A call to do more
While Cohen acknowledged that the social media companies have taken some measures and implemented policies meant to reduce hate and conspiracies that spread on their platforms, he called the steps "mostly superficial."
He then called for a fundamental reevaluation of how social media "spreads hate, conspiracies and lies," pointing to Facebook CEO Mark Zuckerberg's recent speech warning against laws and regulations targeting companies like his.
"Freedom of speech is not freedom of reach," Cohen asserted. "I think we could all agree that we should not be giving bigots and paedophiles a free platform to amplify their views and target their victims."
Zuckerberg was not the only tech leader to fall under Baron Cohen's critical eye.
He also spoke about Google's Sundar Pichai, Google co-founders Larry Page and Sergey Brin, YouTube CEO Susan Wojcicki, and Twitter CEO Jack Dorsey.
"The Silicon Six—all billionaires, all Americans—who care more about boosting their share price than about protecting democracy," he said. "This is ideological imperialism—six unelected individuals in Silicon Valley imposing their vision on the rest of the world, unaccountable to any government and acting like they're above the reach of law."
In the speech, Cohen urged that the companies be seen as "what they really are—the largest publishers in history." "As such, he said, they should follow basic standards and practices that newspapers, magazines and TV news adhere to in their daily reporting."
When it came to political ads, Cohen was especially critical of Facebook.
"Fortunately, Twitter finally banned them, and Google is making changes, too. But if you pay them, Facebook will run any 'political' ad you want, even if it's a lie," he said, noting the company would even help an advertiser find the right microtargeted audience for the message.
"Under this twisted logic, if Facebook were around in the 1930s, it would have allowed Hitler to post 30-second ads on his 'solution' to the 'Jewish problem,'" Cohen said, calling on Facebook to fact-check the political ads being run on its platform before spreading them widely.
In any other industry, he asserted, companies are expected to take responsibility for defective products are held accountable.
"Your product is defective, you are obliged to fix it, no matter how much it costs and no matter how many moderators you need to employ," he said.
He concluded his speech with a suggestion to prioritise truth, empathy and tolerance over lies, prejudice and indifference.

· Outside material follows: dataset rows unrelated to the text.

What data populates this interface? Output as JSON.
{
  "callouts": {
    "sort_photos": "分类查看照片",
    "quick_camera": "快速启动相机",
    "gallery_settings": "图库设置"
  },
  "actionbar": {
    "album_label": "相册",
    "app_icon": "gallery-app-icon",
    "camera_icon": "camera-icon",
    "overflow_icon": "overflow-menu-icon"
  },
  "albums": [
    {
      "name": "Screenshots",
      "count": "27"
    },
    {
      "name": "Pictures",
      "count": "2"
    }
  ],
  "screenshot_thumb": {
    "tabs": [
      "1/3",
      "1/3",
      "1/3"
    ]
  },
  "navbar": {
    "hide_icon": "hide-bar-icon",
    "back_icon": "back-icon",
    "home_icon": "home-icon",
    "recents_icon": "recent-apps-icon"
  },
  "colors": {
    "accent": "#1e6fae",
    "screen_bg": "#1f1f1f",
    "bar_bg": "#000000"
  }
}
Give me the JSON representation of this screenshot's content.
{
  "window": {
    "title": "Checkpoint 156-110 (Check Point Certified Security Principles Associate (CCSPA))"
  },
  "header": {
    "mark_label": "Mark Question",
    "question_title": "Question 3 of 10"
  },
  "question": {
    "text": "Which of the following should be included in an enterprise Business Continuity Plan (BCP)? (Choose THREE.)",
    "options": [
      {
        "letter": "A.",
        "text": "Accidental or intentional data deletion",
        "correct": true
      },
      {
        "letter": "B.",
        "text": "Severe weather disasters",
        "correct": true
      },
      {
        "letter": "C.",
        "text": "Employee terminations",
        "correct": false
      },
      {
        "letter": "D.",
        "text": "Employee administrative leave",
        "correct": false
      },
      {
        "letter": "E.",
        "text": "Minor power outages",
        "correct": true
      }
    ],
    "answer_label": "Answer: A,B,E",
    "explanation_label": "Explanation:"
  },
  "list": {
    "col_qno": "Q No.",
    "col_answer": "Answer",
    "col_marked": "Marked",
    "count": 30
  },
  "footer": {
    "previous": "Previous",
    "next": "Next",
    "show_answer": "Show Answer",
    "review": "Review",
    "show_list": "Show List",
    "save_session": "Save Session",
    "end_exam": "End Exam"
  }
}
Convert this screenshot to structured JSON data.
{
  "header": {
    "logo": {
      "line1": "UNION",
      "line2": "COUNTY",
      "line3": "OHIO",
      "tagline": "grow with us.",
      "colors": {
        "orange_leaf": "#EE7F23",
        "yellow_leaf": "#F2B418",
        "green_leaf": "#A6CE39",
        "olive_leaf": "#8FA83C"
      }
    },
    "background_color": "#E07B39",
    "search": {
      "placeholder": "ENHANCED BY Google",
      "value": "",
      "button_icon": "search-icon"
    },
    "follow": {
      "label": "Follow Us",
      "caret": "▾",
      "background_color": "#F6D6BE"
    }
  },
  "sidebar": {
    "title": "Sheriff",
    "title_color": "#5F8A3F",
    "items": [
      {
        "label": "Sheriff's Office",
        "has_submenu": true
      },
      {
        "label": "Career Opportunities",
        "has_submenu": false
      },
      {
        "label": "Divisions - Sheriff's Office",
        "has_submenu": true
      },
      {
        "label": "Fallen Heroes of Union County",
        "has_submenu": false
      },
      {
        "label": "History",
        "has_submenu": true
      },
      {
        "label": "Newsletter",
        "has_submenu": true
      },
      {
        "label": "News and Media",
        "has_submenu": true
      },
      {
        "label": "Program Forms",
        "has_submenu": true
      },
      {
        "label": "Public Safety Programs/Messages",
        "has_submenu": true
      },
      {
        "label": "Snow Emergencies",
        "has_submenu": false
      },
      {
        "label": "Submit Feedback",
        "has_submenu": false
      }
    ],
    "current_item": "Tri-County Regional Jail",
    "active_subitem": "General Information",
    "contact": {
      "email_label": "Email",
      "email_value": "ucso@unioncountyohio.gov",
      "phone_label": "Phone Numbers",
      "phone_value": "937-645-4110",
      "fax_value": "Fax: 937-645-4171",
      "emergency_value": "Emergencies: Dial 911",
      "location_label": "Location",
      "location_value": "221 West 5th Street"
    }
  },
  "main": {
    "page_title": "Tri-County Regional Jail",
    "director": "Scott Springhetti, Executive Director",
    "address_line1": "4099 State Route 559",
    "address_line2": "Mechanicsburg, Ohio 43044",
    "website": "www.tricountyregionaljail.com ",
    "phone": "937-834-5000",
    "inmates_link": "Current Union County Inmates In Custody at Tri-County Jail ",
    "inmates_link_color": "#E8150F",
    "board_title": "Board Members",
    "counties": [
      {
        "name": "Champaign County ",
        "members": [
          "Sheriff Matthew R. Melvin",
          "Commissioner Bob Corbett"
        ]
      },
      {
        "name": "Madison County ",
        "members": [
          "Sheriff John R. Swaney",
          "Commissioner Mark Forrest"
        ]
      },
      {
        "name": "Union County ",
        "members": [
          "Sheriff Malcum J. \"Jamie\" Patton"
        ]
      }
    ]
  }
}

"Then maybe, just maybe, we can stop the greatest propaganda machine in history, we can save democracy, we can still have a place for free speech and free expression, and, most importantly, my jokes will still work."